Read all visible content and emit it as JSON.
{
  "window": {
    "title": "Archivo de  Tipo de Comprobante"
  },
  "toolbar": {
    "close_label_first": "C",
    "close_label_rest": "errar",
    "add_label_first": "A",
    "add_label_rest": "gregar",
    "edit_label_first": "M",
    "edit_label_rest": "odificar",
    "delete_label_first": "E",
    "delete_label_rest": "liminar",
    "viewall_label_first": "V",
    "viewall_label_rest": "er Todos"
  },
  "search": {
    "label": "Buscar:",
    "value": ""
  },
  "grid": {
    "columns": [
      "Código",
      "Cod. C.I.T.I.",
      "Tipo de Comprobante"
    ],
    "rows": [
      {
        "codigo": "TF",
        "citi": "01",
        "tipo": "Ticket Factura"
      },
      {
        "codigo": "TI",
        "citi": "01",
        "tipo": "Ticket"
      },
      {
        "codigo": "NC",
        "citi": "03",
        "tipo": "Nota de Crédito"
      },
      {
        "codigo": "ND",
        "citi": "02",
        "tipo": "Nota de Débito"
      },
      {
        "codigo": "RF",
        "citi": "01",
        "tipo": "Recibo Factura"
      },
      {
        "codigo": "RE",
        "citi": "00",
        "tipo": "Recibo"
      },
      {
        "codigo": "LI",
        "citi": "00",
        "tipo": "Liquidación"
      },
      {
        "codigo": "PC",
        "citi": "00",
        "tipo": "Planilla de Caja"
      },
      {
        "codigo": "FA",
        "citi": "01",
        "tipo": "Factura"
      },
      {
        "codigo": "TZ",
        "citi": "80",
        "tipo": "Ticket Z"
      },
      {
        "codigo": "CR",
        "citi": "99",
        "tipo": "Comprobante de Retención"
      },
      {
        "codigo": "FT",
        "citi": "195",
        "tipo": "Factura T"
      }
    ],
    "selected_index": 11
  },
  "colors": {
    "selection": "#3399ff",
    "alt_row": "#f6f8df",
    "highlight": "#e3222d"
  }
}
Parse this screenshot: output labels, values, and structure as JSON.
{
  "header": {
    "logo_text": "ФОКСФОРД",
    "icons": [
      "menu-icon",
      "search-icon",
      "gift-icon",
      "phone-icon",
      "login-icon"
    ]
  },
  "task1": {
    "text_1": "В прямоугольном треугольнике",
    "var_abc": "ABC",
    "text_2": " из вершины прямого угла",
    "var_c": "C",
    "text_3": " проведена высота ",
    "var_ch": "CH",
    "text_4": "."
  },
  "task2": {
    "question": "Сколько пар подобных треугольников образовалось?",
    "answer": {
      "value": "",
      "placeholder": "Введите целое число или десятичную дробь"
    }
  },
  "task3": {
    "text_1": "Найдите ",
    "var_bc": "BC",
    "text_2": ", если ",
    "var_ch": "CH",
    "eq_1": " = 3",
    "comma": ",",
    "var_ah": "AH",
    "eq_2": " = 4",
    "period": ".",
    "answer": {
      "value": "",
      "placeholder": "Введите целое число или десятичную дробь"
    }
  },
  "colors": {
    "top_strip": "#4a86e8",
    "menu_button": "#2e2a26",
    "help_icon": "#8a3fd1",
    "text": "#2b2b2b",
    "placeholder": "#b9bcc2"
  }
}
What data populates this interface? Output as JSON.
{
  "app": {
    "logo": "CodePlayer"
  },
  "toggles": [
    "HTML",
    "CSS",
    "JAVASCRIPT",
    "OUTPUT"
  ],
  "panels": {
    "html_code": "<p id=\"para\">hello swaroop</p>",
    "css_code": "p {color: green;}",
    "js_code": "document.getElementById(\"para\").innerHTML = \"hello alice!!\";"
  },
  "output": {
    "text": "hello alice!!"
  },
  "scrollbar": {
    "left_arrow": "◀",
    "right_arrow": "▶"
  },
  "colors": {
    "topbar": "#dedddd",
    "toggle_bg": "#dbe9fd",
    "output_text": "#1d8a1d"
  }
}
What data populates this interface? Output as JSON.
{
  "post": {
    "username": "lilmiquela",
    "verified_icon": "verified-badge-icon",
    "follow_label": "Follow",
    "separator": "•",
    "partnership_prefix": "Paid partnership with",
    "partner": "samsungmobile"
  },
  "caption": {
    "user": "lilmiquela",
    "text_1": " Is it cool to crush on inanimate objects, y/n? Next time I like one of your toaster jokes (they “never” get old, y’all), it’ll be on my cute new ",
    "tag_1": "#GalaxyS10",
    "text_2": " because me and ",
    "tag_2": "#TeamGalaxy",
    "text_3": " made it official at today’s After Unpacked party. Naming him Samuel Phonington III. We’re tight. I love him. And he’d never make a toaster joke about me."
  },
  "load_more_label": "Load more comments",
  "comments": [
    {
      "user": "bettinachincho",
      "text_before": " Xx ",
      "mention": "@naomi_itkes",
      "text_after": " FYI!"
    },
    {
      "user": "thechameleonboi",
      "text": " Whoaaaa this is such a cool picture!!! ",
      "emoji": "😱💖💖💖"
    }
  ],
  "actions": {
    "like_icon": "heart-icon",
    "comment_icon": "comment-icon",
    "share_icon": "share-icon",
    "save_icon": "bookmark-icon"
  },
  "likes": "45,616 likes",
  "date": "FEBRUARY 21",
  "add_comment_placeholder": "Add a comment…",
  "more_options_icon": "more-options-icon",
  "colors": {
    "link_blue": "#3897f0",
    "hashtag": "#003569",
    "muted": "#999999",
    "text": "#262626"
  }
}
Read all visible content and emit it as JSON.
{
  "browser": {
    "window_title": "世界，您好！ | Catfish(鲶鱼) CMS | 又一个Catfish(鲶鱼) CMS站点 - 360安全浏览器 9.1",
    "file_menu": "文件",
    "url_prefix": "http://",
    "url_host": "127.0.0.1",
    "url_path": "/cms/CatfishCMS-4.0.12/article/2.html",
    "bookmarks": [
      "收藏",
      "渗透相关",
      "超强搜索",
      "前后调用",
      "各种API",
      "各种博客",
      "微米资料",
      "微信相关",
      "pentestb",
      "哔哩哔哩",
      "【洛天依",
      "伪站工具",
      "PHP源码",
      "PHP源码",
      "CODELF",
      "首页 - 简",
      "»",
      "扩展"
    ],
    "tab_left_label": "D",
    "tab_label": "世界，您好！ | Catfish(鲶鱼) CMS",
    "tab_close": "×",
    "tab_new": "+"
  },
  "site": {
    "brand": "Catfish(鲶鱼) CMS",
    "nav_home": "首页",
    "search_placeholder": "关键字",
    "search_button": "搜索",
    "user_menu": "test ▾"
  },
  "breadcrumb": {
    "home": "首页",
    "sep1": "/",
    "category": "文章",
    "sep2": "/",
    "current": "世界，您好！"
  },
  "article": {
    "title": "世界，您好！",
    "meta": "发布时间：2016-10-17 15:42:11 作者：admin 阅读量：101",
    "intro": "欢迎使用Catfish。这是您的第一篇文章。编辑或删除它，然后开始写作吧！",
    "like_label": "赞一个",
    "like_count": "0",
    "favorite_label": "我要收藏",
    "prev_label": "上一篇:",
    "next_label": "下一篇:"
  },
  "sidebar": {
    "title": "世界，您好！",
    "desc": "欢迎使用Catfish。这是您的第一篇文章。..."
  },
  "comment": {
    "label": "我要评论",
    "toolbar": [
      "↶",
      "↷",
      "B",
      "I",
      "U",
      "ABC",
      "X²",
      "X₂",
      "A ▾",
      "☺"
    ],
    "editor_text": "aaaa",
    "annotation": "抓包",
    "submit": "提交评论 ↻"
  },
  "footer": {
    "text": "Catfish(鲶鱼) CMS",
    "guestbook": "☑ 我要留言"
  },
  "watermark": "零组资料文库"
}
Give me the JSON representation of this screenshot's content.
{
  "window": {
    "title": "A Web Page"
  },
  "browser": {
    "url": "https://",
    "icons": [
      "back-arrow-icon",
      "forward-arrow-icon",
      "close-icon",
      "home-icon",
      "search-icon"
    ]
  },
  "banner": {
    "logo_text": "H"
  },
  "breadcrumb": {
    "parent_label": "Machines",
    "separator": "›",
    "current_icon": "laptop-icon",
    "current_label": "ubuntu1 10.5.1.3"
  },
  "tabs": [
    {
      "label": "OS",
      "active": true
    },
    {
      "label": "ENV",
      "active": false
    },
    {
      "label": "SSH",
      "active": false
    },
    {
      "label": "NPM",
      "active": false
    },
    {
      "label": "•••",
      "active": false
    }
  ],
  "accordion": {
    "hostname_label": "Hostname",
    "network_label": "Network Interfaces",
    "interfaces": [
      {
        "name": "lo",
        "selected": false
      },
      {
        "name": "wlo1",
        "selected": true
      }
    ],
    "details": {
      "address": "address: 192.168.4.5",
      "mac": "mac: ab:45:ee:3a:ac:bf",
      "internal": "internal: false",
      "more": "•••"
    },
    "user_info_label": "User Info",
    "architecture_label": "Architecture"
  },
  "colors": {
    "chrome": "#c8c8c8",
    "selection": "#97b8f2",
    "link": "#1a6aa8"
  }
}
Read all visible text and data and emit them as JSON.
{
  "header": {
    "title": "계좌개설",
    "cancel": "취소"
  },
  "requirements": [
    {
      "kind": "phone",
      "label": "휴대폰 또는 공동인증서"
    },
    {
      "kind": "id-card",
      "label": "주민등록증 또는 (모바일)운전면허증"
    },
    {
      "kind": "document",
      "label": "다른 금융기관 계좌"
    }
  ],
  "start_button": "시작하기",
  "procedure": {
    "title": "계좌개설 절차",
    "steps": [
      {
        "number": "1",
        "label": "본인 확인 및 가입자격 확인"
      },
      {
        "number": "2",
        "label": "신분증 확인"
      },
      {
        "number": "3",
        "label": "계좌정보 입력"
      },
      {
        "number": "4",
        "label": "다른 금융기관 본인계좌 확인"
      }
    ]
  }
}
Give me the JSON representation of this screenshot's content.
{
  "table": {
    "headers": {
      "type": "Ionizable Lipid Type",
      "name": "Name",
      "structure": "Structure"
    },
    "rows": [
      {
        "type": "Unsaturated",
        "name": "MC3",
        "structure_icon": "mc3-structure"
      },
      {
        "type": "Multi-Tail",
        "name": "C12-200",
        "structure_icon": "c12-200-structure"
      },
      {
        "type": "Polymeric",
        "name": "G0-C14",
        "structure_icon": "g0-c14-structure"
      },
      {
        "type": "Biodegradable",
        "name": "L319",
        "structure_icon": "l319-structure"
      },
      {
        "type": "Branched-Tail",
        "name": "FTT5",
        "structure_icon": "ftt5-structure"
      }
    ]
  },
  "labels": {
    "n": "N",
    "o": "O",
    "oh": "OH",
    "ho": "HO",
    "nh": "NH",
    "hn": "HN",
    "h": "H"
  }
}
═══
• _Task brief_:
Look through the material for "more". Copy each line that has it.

• _Answer to the problem_:
  "load_more_label": "Load more comments",
  "more_options_icon": "more-options-icon",
      "more": "•••"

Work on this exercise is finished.